--- YOUR OBJECTIVE ---
Print out the complete set of records below, exactly as they read.

Website and app data records:

══════════

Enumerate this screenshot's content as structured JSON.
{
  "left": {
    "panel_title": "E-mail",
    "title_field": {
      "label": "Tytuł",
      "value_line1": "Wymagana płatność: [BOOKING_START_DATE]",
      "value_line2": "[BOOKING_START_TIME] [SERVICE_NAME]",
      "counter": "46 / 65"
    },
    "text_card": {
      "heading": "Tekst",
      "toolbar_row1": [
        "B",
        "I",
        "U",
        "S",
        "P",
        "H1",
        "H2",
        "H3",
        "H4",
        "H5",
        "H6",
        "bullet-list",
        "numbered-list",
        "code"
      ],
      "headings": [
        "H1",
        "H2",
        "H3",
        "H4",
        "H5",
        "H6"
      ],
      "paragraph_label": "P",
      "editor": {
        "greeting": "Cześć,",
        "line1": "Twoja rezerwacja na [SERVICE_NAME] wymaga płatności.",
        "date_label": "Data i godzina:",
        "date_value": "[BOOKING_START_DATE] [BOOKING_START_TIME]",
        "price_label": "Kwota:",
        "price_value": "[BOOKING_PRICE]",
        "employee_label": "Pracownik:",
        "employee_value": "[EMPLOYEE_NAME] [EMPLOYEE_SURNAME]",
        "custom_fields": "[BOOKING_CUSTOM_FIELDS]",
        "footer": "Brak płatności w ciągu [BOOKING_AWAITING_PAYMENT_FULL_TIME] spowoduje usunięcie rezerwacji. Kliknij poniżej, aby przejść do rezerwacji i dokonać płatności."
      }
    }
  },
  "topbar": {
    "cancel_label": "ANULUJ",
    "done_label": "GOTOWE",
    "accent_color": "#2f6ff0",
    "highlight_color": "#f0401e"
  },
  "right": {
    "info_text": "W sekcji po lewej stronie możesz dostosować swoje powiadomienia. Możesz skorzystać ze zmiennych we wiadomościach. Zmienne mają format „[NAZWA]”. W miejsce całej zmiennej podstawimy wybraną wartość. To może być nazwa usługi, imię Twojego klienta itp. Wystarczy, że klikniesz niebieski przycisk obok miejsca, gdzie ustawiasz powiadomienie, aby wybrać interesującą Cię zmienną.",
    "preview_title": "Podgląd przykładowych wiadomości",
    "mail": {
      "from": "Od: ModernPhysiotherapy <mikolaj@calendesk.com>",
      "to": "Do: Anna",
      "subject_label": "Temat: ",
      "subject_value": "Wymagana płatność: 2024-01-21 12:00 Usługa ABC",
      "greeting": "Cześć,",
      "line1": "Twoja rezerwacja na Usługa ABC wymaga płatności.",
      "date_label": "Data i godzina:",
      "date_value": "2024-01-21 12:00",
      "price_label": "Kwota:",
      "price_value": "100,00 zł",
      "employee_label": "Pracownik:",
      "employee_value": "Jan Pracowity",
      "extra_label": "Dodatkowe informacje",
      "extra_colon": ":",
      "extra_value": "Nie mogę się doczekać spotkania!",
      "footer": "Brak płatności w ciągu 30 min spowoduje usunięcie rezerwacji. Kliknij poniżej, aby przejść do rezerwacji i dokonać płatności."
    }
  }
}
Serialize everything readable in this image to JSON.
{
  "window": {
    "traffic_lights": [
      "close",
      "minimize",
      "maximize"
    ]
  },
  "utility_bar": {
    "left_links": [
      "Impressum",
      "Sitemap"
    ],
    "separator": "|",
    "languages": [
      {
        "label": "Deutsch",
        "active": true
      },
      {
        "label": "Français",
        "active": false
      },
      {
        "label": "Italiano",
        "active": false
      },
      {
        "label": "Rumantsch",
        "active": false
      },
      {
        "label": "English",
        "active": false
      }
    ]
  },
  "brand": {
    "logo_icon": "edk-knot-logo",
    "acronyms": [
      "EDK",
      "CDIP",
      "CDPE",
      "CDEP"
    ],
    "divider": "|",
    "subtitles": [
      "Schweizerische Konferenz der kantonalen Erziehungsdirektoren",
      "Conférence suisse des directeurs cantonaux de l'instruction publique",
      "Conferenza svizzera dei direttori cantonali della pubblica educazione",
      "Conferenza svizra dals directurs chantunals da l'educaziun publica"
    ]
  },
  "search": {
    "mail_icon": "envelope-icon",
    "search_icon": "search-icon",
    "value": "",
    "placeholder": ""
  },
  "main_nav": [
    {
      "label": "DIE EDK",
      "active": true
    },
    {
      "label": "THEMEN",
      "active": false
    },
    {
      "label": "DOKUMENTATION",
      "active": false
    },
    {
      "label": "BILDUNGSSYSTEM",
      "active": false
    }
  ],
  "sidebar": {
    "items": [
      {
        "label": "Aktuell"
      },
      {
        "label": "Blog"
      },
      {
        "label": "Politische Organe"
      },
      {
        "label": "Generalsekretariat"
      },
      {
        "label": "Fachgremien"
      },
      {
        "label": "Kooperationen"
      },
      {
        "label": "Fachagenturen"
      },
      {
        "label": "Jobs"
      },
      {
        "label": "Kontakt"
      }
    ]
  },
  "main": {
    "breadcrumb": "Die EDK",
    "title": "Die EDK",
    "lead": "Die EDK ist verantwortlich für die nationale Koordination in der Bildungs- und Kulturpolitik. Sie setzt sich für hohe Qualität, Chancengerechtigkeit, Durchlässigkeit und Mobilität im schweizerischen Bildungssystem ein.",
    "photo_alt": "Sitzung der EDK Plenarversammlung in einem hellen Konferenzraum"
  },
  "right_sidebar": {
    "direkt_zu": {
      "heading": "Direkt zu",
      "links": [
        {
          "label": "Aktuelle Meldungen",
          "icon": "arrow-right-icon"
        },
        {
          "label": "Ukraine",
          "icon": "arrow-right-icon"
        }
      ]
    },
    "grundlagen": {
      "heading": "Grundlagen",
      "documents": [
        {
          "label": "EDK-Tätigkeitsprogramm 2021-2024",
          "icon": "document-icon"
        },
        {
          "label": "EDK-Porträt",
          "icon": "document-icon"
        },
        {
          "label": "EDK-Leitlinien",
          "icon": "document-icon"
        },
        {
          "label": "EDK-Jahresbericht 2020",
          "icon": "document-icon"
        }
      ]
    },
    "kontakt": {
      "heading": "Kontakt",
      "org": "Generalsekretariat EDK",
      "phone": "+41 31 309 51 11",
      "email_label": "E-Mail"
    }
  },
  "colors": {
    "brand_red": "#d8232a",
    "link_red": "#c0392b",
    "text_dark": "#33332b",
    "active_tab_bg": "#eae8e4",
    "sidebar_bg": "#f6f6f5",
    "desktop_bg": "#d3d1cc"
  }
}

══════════

--- RESPONSE ---
Enumerate this screenshot's content as structured JSON.
{
  "left": {
    "panel_title": "E-mail",
    "title_field": {
      "label": "Tytuł",
      "value_line1": "Wymagana płatność: [BOOKING_START_DATE]",
      "value_line2": "[BOOKING_START_TIME] [SERVICE_NAME]",
      "counter": "46 / 65"
    },
    "text_card": {
      "heading": "Tekst",
      "toolbar_row1": [
        "B",
        "I",
        "U",
        "S",
        "P",
        "H1",
        "H2",
        "H3",
        "H4",
        "H5",
        "H6",
        "bullet-list",
        "numbered-list",
        "code"
      ],
      "headings": [
        "H1",
        "H2",
        "H3",
        "H4",
        "H5",
        "H6"
      ],
      "paragraph_label": "P",
      "editor": {
        "greeting": "Cześć,",
        "line1": "Twoja rezerwacja na [SERVICE_NAME] wymaga płatności.",
        "date_label": "Data i godzina:",
        "date_value": "[BOOKING_START_DATE] [BOOKING_START_TIME]",
        "price_label": "Kwota:",
        "price_value": "[BOOKING_PRICE]",
        "employee_label": "Pracownik:",
        "employee_value": "[EMPLOYEE_NAME] [EMPLOYEE_SURNAME]",
        "custom_fields": "[BOOKING_CUSTOM_FIELDS]",
        "footer": "Brak płatności w ciągu [BOOKING_AWAITING_PAYMENT_FULL_TIME] spowoduje usunięcie rezerwacji. Kliknij poniżej, aby przejść do rezerwacji i dokonać płatności."
      }
    }
  },
  "topbar": {
    "cancel_label": "ANULUJ",
    "done_label": "GOTOWE",
    "accent_color": "#2f6ff0",
    "highlight_color": "#f0401e"
  },
  "right": {
    "info_text": "W sekcji po lewej stronie możesz dostosować swoje powiadomienia. Możesz skorzystać ze zmiennych we wiadomościach. Zmienne mają format „[NAZWA]”. W miejsce całej zmiennej podstawimy wybraną wartość. To może być nazwa usługi, imię Twojego klienta itp. Wystarczy, że klikniesz niebieski przycisk obok miejsca, gdzie ustawiasz powiadomienie, aby wybrać interesującą Cię zmienną.",
    "preview_title": "Podgląd przykładowych wiadomości",
    "mail": {
      "from": "Od: ModernPhysiotherapy <mikolaj@calendesk.com>",
      "to": "Do: Anna",
      "subject_label": "Temat: ",
      "subject_value": "Wymagana płatność: 2024-01-21 12:00 Usługa ABC",
      "greeting": "Cześć,",
      "line1": "Twoja rezerwacja na Usługa ABC wymaga płatności.",
      "date_label": "Data i godzina:",
      "date_value": "2024-01-21 12:00",
      "price_label": "Kwota:",
      "price_value": "100,00 zł",
      "employee_label": "Pracownik:",
      "employee_value": "Jan Pracowity",
      "extra_label": "Dodatkowe informacje",
      "extra_colon": ":",
      "extra_value": "Nie mogę się doczekać spotkania!",
      "footer": "Brak płatności w ciągu 30 min spowoduje usunięcie rezerwacji. Kliknij poniżej, aby przejść do rezerwacji i dokonać płatności."
    }
  }
}
Serialize everything readable in this image to JSON.
{
  "window": {
    "traffic_lights": [
      "close",
      "minimize",
      "maximize"
    ]
  },
  "utility_bar": {
    "left_links": [
      "Impressum",
      "Sitemap"
    ],
    "separator": "|",
    "languages": [
      {
        "label": "Deutsch",
        "active": true
      },
      {
        "label": "Français",
        "active": false
      },
      {
        "label": "Italiano",
        "active": false
      },
      {
        "label": "Rumantsch",
        "active": false
      },
      {
        "label": "English",
        "active": false
      }
    ]
  },
  "brand": {
    "logo_icon": "edk-knot-logo",
    "acronyms": [
      "EDK",
      "CDIP",
      "CDPE",
      "CDEP"
    ],
    "divider": "|",
    "subtitles": [
      "Schweizerische Konferenz der kantonalen Erziehungsdirektoren",
      "Conférence suisse des directeurs cantonaux de l'instruction publique",
      "Conferenza svizzera dei direttori cantonali della pubblica educazione",
      "Conferenza svizra dals directurs chantunals da l'educaziun publica"
    ]
  },
  "search": {
    "mail_icon": "envelope-icon",
    "search_icon": "search-icon",
    "value": "",
    "placeholder": ""
  },
  "main_nav": [
    {
      "label": "DIE EDK",
      "active": true
    },
    {
      "label": "THEMEN",
      "active": false
    },
    {
      "label": "DOKUMENTATION",
      "active": false
    },
    {
      "label": "BILDUNGSSYSTEM",
      "active": false
    }
  ],
  "sidebar": {
    "items": [
      {
        "label": "Aktuell"
      },
      {
        "label": "Blog"
      },
      {
        "label": "Politische Organe"
      },
      {
        "label": "Generalsekretariat"
      },
      {
        "label": "Fachgremien"
      },
      {
        "label": "Kooperationen"
      },
      {
        "label": "Fachagenturen"
      },
      {
        "label": "Jobs"
      },
      {
        "label": "Kontakt"
      }
    ]
  },
  "main": {
    "breadcrumb": "Die EDK",
    "title": "Die EDK",
    "lead": "Die EDK ist verantwortlich für die nationale Koordination in der Bildungs- und Kulturpolitik. Sie setzt sich für hohe Qualität, Chancengerechtigkeit, Durchlässigkeit und Mobilität im schweizerischen Bildungssystem ein.",
    "photo_alt": "Sitzung der EDK Plenarversammlung in einem hellen Konferenzraum"
  },
  "right_sidebar": {
    "direkt_zu": {
      "heading": "Direkt zu",
      "links": [
        {
          "label": "Aktuelle Meldungen",
          "icon": "arrow-right-icon"
        },
        {
          "label": "Ukraine",
          "icon": "arrow-right-icon"
        }
      ]
    },
    "grundlagen": {
      "heading": "Grundlagen",
      "documents": [
        {
          "label": "EDK-Tätigkeitsprogramm 2021-2024",
          "icon": "document-icon"
        },
        {
          "label": "EDK-Porträt",
          "icon": "document-icon"
        },
        {
          "label": "EDK-Leitlinien",
          "icon": "document-icon"
        },
        {
          "label": "EDK-Jahresbericht 2020",
          "icon": "document-icon"
        }
      ]
    },
    "kontakt": {
      "heading": "Kontakt",
      "org": "Generalsekretariat EDK",
      "phone": "+41 31 309 51 11",
      "email_label": "E-Mail"
    }
  },
  "colors": {
    "brand_red": "#d8232a",
    "link_red": "#c0392b",
    "text_dark": "#33332b",
    "active_tab_bg": "#eae8e4",
    "sidebar_bg": "#f6f6f5",
    "desktop_bg": "#d3d1cc"
  }
}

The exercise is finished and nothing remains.